**What to work on**
Leaving the images behind, copy every line of the records exactly.

───── Data supplied ─────

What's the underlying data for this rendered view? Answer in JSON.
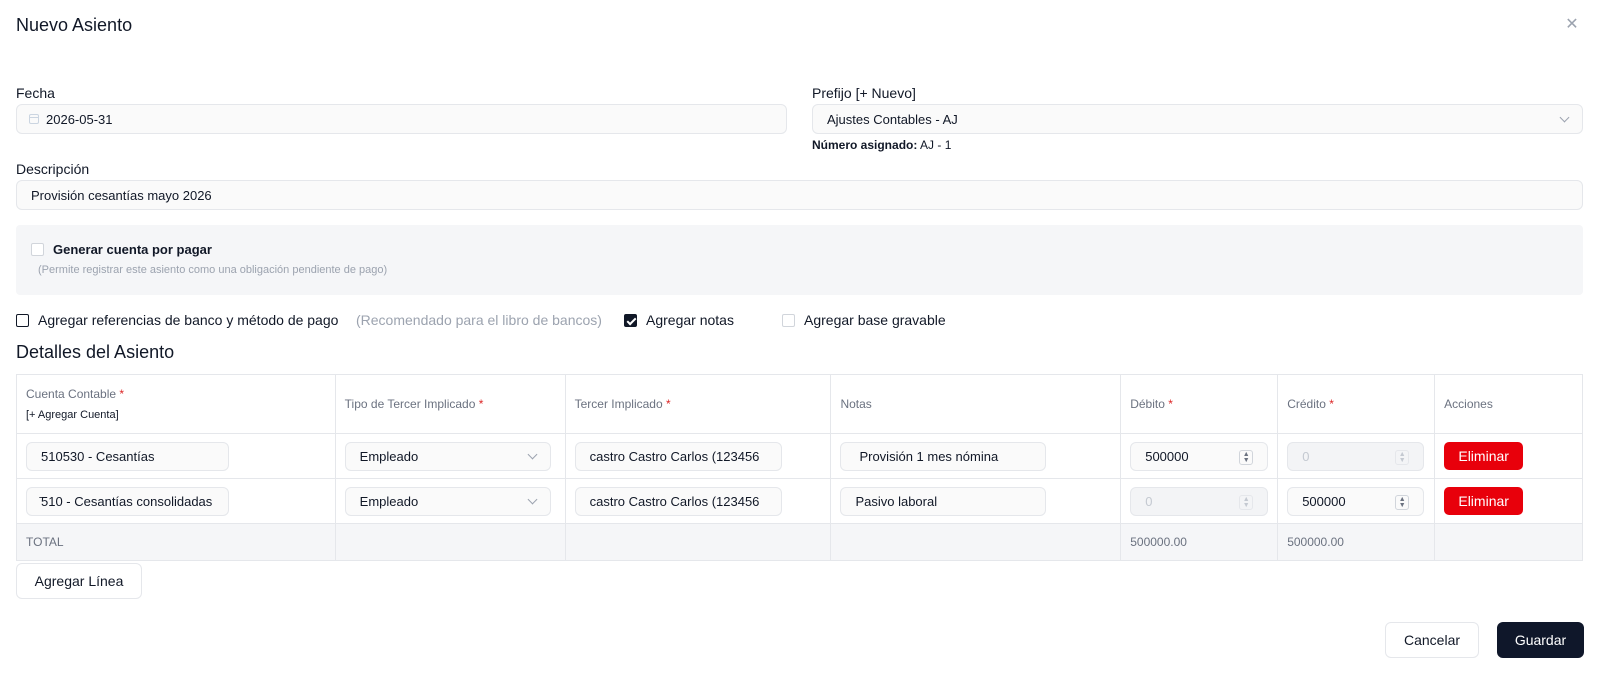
{
  "dialog": {
    "title": "Nuevo Asiento",
    "close_icon": "close-icon"
  },
  "form": {
    "fecha_label": "Fecha",
    "fecha_value": "2026-05-31",
    "prefijo_label": "Prefijo [+ Nuevo]",
    "prefijo_value": "Ajustes Contables - AJ",
    "numero_label": "Número asignado:",
    "numero_value": "AJ - 1",
    "descripcion_label": "Descripción",
    "descripcion_value": "Provisión cesantías mayo 2026"
  },
  "cuenta_por_pagar": {
    "label": "Generar cuenta por pagar",
    "hint": "(Permite registrar este asiento como una obligación pendiente de pago)",
    "checked": false
  },
  "options": [
    {
      "label": "Agregar referencias de banco y método de pago",
      "checked": false
    },
    {
      "note": "(Recomendado para el libro de bancos)"
    },
    {
      "label": "Agregar notas",
      "checked": true
    },
    {
      "label": "Agregar base gravable",
      "checked": false
    }
  ],
  "details": {
    "title": "Detalles del Asiento",
    "headers": {
      "cuenta": "Cuenta Contable",
      "cuenta_link": "[+ Agregar Cuenta]",
      "tipo": "Tipo de Tercer Implicado",
      "tercero": "Tercer Implicado",
      "notas": "Notas",
      "debito": "Débito",
      "credito": "Crédito",
      "acciones": "Acciones",
      "required_mark": "*"
    },
    "rows": [
      {
        "cuenta": "510530 - Cesantías",
        "tipo": "Empleado",
        "tercero": "castro Castro Carlos (123456",
        "notas": "Provisión 1 mes nómina",
        "debito": "500000",
        "credito": "0",
        "accion": "Eliminar"
      },
      {
        "cuenta": "̄510 - Cesantías consolidadas",
        "tipo": "Empleado",
        "tercero": "castro Castro Carlos (123456",
        "notas": "Pasivo laboral",
        "debito": "0",
        "credito": "500000",
        "accion": "Eliminar"
      }
    ],
    "total": {
      "label": "TOTAL",
      "debito": "500000.00",
      "credito": "500000.00"
    },
    "add_line": "Agregar Línea"
  },
  "footer": {
    "cancel": "Cancelar",
    "save": "Guardar"
  },
  "colors": {
    "danger": "#e8000b",
    "primary": "#0f172a",
    "panel_bg": "#f5f6f8"
  }
}
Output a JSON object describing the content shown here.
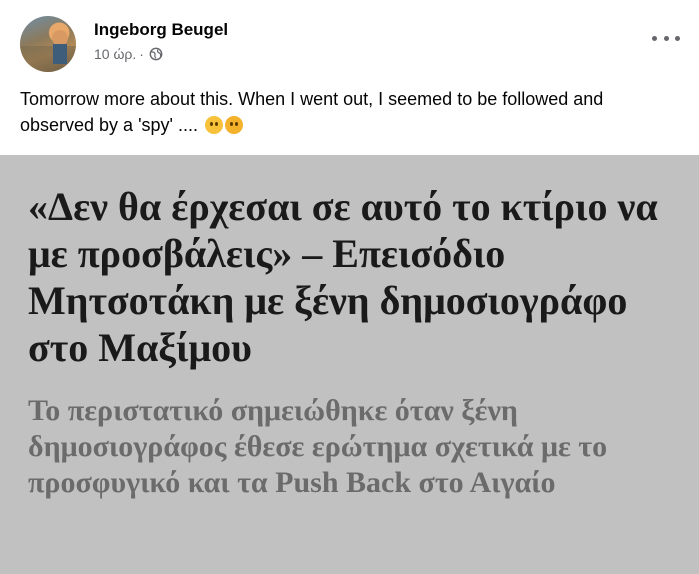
{
  "post": {
    "author": "Ingeborg Beugel",
    "time": "10 ώρ.",
    "separator": "·",
    "privacy_icon": "globe-icon",
    "more_icon": "more-options-icon",
    "text": "Tomorrow more about this. When I went out, I seemed to be followed and observed by a 'spy' ....",
    "emojis": [
      "thinking-face-emoji",
      "shocked-face-emoji"
    ]
  },
  "article": {
    "headline": "«Δεν θα έρχεσαι σε αυτό το κτίριο να με προσβάλεις» – Επεισόδιο Μητσοτάκη με ξένη δημοσιογράφο στο Μαξίμου",
    "subheadline": "Το περιστατικό σημειώθηκε όταν ξένη δημοσιογράφος έθεσε ερώτημα σχετικά με το προσφυγικό και τα Push Back στο Αιγαίο"
  },
  "colors": {
    "article_background": "#c1c1c1",
    "headline": "#1a1a1a",
    "subheadline": "#6b6b6b",
    "meta_text": "#65676b"
  }
}
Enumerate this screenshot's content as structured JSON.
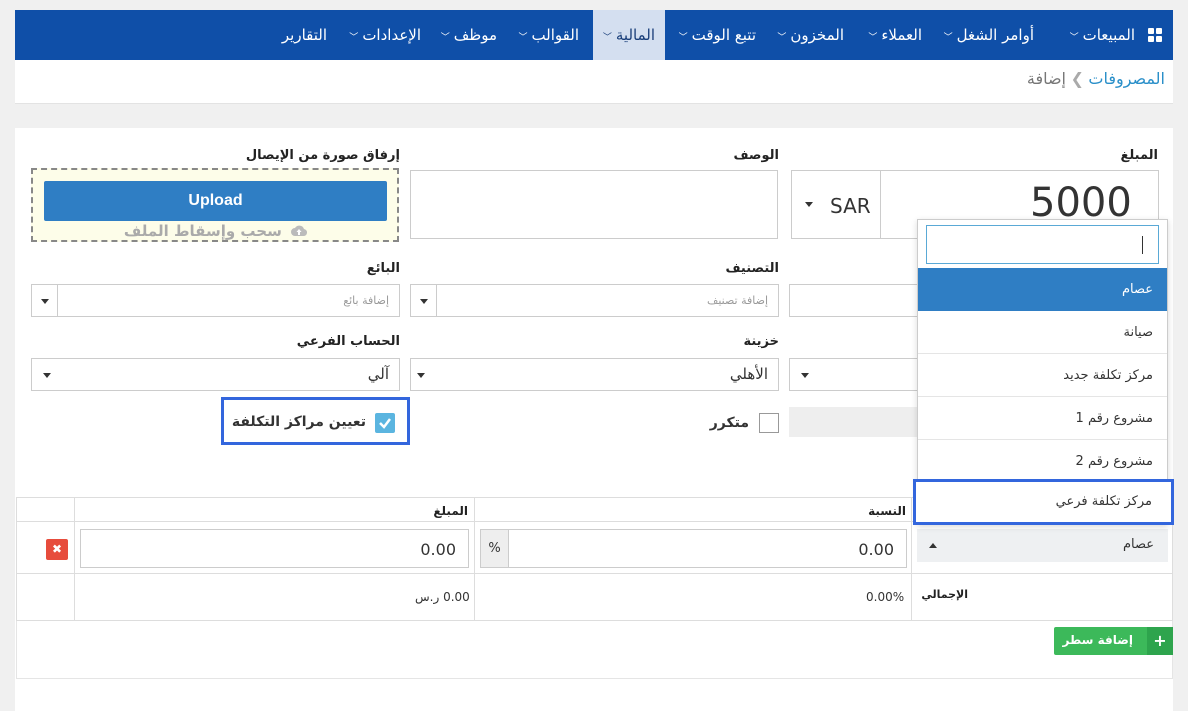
{
  "nav": {
    "items": [
      {
        "label": "المبيعات",
        "arrow": true
      },
      {
        "label": "أوامر الشغل",
        "arrow": true
      },
      {
        "label": "العملاء",
        "arrow": true
      },
      {
        "label": "المخزون",
        "arrow": true
      },
      {
        "label": "تتبع الوقت",
        "arrow": true
      },
      {
        "label": "المالية",
        "arrow": true
      },
      {
        "label": "القوالب",
        "arrow": true
      },
      {
        "label": "موظف",
        "arrow": true
      },
      {
        "label": "الإعدادات",
        "arrow": true
      },
      {
        "label": "التقارير",
        "arrow": false
      }
    ]
  },
  "breadcrumb": {
    "parent": "المصروفات",
    "current": "إضافة"
  },
  "form": {
    "amount_label": "المبلغ",
    "amount_value": "5000",
    "currency": "SAR",
    "description_label": "الوصف",
    "attach_label": "إرفاق صورة من الإيصال",
    "upload_button": "Upload",
    "drop_text": "سحب وإسقاط الملف",
    "vendor_label": "البائع",
    "vendor_placeholder": "إضافة بائع",
    "category_label": "التصنيف",
    "category_placeholder": "إضافة تصنيف",
    "subaccount_label": "الحساب الفرعي",
    "subaccount_value": "آلي",
    "treasury_label": "خزينة",
    "treasury_value": "الأهلي",
    "cost_centers_label": "تعيين مراكز التكلفة",
    "recurring_label": "متكرر"
  },
  "dropdown": {
    "options": [
      "عصام",
      "صيانة",
      "مركز تكلفة جديد",
      "مشروع رقم 1",
      "مشروع رقم 2",
      "مركز تكلفة فرعي"
    ]
  },
  "cost_table": {
    "col_percent": "النسبة",
    "col_amount": "المبلغ",
    "row_center": "عصام",
    "row_percent": "0.00",
    "percent_sign": "%",
    "row_amount": "0.00",
    "total_label": "الإجمالي",
    "total_percent": "0.00%",
    "total_amount": "0.00 ر.س",
    "add_row": "إضافة سطر"
  },
  "colors": {
    "nav": "#0f4fa8",
    "accent": "#2f7ec4",
    "highlight": "#3366dd",
    "green": "#3cb95a",
    "red": "#e74c3c"
  }
}
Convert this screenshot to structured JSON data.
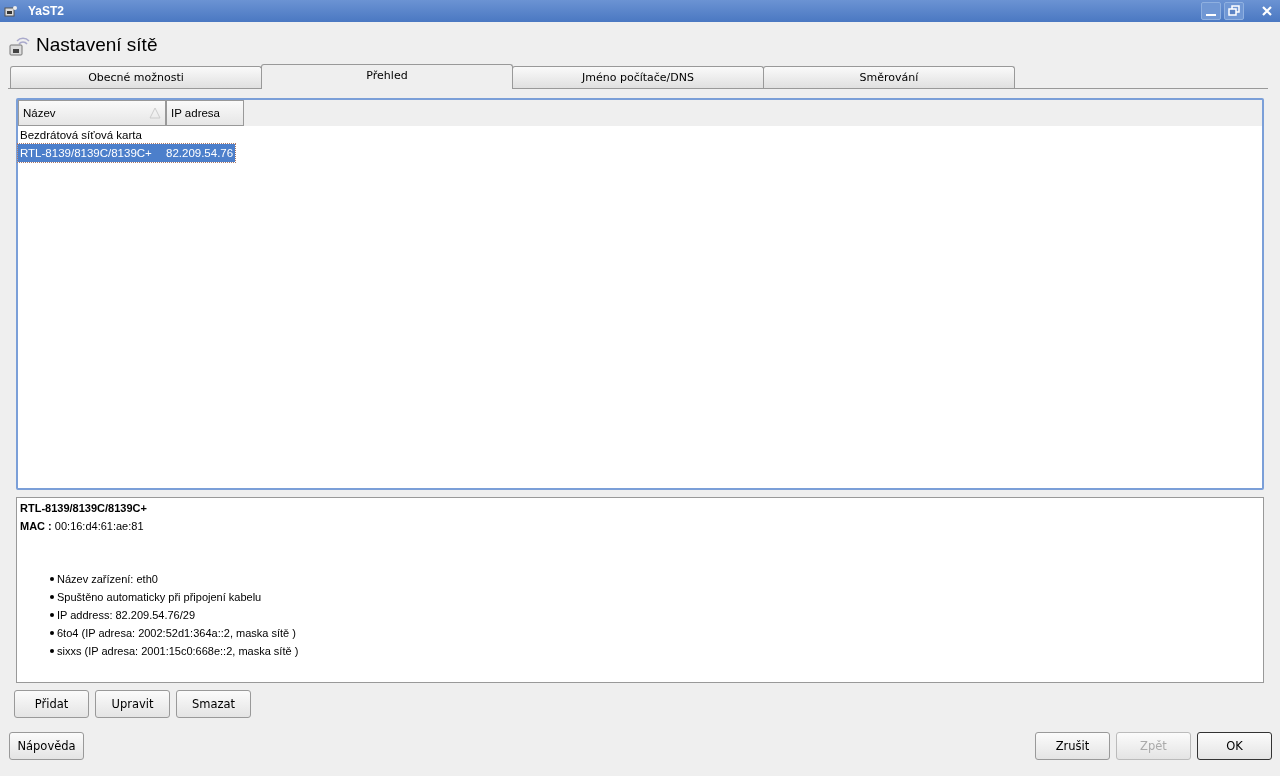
{
  "window": {
    "title": "YaST2"
  },
  "header": {
    "title": "Nastavení sítě"
  },
  "tabs": [
    {
      "label": "Obecné možnosti",
      "selected": false
    },
    {
      "label": "Přehled",
      "selected": true
    },
    {
      "label": "Jméno počítače/DNS",
      "selected": false
    },
    {
      "label": "Směrování",
      "selected": false
    }
  ],
  "table": {
    "columns": [
      {
        "label": "Název",
        "sorted": true
      },
      {
        "label": "IP adresa",
        "sorted": false
      }
    ],
    "rows": [
      {
        "cells": [
          "Bezdrátová síťová karta",
          ""
        ],
        "selected": false
      },
      {
        "cells": [
          "RTL-8139/8139C/8139C+",
          "82.209.54.76"
        ],
        "selected": true
      }
    ]
  },
  "details": {
    "title": "RTL-8139/8139C/8139C+",
    "mac": "**MAC :** 00:16:d4:61:ae:81",
    "items": [
      "Název zařízení: eth0",
      "Spuštěno automaticky při připojení kabelu",
      "IP address: 82.209.54.76/29",
      "6to4 (IP adresa: 2002:52d1:364a::2, maska sítě )",
      "sixxs (IP adresa: 2001:15c0:668e::2, maska sítě )"
    ]
  },
  "actions": [
    {
      "label": "Přidat",
      "disabled": false
    },
    {
      "label": "Upravit",
      "disabled": false
    },
    {
      "label": "Smazat",
      "disabled": false
    }
  ],
  "footer": {
    "help": {
      "label": "Nápověda",
      "disabled": false
    },
    "buttons": [
      {
        "label": "Zrušit",
        "disabled": false,
        "kind": "normal"
      },
      {
        "label": "Zpět",
        "disabled": true,
        "kind": "normal"
      },
      {
        "label": "OK",
        "disabled": false,
        "kind": "default"
      }
    ]
  }
}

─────

**Output of the exercise**
What's the underlying data for this rendered view? Answer in JSON.
{
  "dialog": {
    "title": "Nuevo Asiento",
    "close_icon": "close-icon"
  },
  "form": {
    "fecha_label": "Fecha",
    "fecha_value": "2026-05-31",
    "prefijo_label": "Prefijo [+ Nuevo]",
    "prefijo_value": "Ajustes Contables - AJ",
    "numero_label": "Número asignado:",
    "numero_value": "AJ - 1",
    "descripcion_label": "Descripción",
    "descripcion_value": "Provisión cesantías mayo 2026"
  },
  "cuenta_por_pagar": {
    "label": "Generar cuenta por pagar",
    "hint": "(Permite registrar este asiento como una obligación pendiente de pago)",
    "checked": false
  },
  "options": [
    {
      "label": "Agregar referencias de banco y método de pago",
      "checked": false
    },
    {
      "note": "(Recomendado para el libro de bancos)"
    },
    {
      "label": "Agregar notas",
      "checked": true
    },
    {
      "label": "Agregar base gravable",
      "checked": false
    }
  ],
  "details": {
    "title": "Detalles del Asiento",
    "headers": {
      "cuenta": "Cuenta Contable",
      "cuenta_link": "[+ Agregar Cuenta]",
      "tipo": "Tipo de Tercer Implicado",
      "tercero": "Tercer Implicado",
      "notas": "Notas",
      "debito": "Débito",
      "credito": "Crédito",
      "acciones": "Acciones",
      "required_mark": "*"
    },
    "rows": [
      {
        "cuenta": "510530 - Cesantías",
        "tipo": "Empleado",
        "tercero": "castro Castro Carlos (123456",
        "notas": "Provisión 1 mes nómina",
        "debito": "500000",
        "credito": "0",
        "accion": "Eliminar"
      },
      {
        "cuenta": "̄510 - Cesantías consolidadas",
        "tipo": "Empleado",
        "tercero": "castro Castro Carlos (123456",
        "notas": "Pasivo laboral",
        "debito": "0",
        "credito": "500000",
        "accion": "Eliminar"
      }
    ],
    "total": {
      "label": "TOTAL",
      "debito": "500000.00",
      "credito": "500000.00"
    },
    "add_line": "Agregar Línea"
  },
  "footer": {
    "cancel": "Cancelar",
    "save": "Guardar"
  },
  "colors": {
    "danger": "#e8000b",
    "primary": "#0f172a",
    "panel_bg": "#f5f6f8"
  }
}
Output a JSON object describing the content shown here.
{
  "post": {
    "author": "Ingeborg Beugel",
    "time": "10 ώρ.",
    "separator": "·",
    "privacy_icon": "globe-icon",
    "more_icon": "more-options-icon",
    "text": "Tomorrow more about this. When I went out, I seemed to be followed and observed by a 'spy' ....",
    "emojis": [
      "thinking-face-emoji",
      "shocked-face-emoji"
    ]
  },
  "article": {
    "headline": "«Δεν θα έρχεσαι σε αυτό το κτίριο να με προσβάλεις» – Επεισόδιο Μητσοτάκη με ξένη δημοσιογράφο στο Μαξίμου",
    "subheadline": "Το περιστατικό σημειώθηκε όταν ξένη δημοσιογράφος έθεσε ερώτημα σχετικά με το προσφυγικό και τα Push Back στο Αιγαίο"
  },
  "colors": {
    "article_background": "#c1c1c1",
    "headline": "#1a1a1a",
    "subheadline": "#6b6b6b",
    "meta_text": "#65676b"
  }
}
Enumerate this screenshot's content as structured JSON.
{
  "nav": {
    "items": [
      {
        "label": "المبيعات",
        "arrow": true
      },
      {
        "label": "أوامر الشغل",
        "arrow": true
      },
      {
        "label": "العملاء",
        "arrow": true
      },
      {
        "label": "المخزون",
        "arrow": true
      },
      {
        "label": "تتبع الوقت",
        "arrow": true
      },
      {
        "label": "المالية",
        "arrow": true
      },
      {
        "label": "القوالب",
        "arrow": true
      },
      {
        "label": "موظف",
        "arrow": true
      },
      {
        "label": "الإعدادات",
        "arrow": true
      },
      {
        "label": "التقارير",
        "arrow": false
      }
    ]
  },
  "breadcrumb": {
    "parent": "المصروفات",
    "current": "إضافة"
  },
  "form": {
    "amount_label": "المبلغ",
    "amount_value": "5000",
    "currency": "SAR",
    "description_label": "الوصف",
    "attach_label": "إرفاق صورة من الإيصال",
    "upload_button": "Upload",
    "drop_text": "سحب وإسقاط الملف",
    "vendor_label": "البائع",
    "vendor_placeholder": "إضافة بائع",
    "category_label": "التصنيف",
    "category_placeholder": "إضافة تصنيف",
    "subaccount_label": "الحساب الفرعي",
    "subaccount_value": "آلي",
    "treasury_label": "خزينة",
    "treasury_value": "الأهلي",
    "cost_centers_label": "تعيين مراكز التكلفة",
    "recurring_label": "متكرر"
  },
  "dropdown": {
    "options": [
      "عصام",
      "صيانة",
      "مركز تكلفة جديد",
      "مشروع رقم 1",
      "مشروع رقم 2",
      "مركز تكلفة فرعي"
    ]
  },
  "cost_table": {
    "col_percent": "النسبة",
    "col_amount": "المبلغ",
    "row_center": "عصام",
    "row_percent": "0.00",
    "percent_sign": "%",
    "row_amount": "0.00",
    "total_label": "الإجمالي",
    "total_percent": "0.00%",
    "total_amount": "0.00 ر.س",
    "add_row": "إضافة سطر"
  },
  "colors": {
    "nav": "#0f4fa8",
    "accent": "#2f7ec4",
    "highlight": "#3366dd",
    "green": "#3cb95a",
    "red": "#e74c3c"
  }
}
Convert this screenshot to structured JSON data.
{
  "window": {
    "title": "YaST2"
  },
  "header": {
    "title": "Nastavení sítě"
  },
  "tabs": [
    {
      "label": "Obecné možnosti",
      "selected": false
    },
    {
      "label": "Přehled",
      "selected": true
    },
    {
      "label": "Jméno počítače/DNS",
      "selected": false
    },
    {
      "label": "Směrování",
      "selected": false
    }
  ],
  "table": {
    "columns": [
      {
        "label": "Název",
        "sorted": true
      },
      {
        "label": "IP adresa",
        "sorted": false
      }
    ],
    "rows": [
      {
        "cells": [
          "Bezdrátová síťová karta",
          ""
        ],
        "selected": false
      },
      {
        "cells": [
          "RTL-8139/8139C/8139C+",
          "82.209.54.76"
        ],
        "selected": true
      }
    ]
  },
  "details": {
    "title": "RTL-8139/8139C/8139C+",
    "mac": "**MAC :** 00:16:d4:61:ae:81",
    "items": [
      "Název zařízení: eth0",
      "Spuštěno automaticky při připojení kabelu",
      "IP address: 82.209.54.76/29",
      "6to4 (IP adresa: 2002:52d1:364a::2, maska sítě )",
      "sixxs (IP adresa: 2001:15c0:668e::2, maska sítě )"
    ]
  },
  "actions": [
    {
      "label": "Přidat",
      "disabled": false
    },
    {
      "label": "Upravit",
      "disabled": false
    },
    {
      "label": "Smazat",
      "disabled": false
    }
  ],
  "footer": {
    "help": {
      "label": "Nápověda",
      "disabled": false
    },
    "buttons": [
      {
        "label": "Zrušit",
        "disabled": false,
        "kind": "normal"
      },
      {
        "label": "Zpět",
        "disabled": true,
        "kind": "normal"
      },
      {
        "label": "OK",
        "disabled": false,
        "kind": "default"
      }
    ]
  }
}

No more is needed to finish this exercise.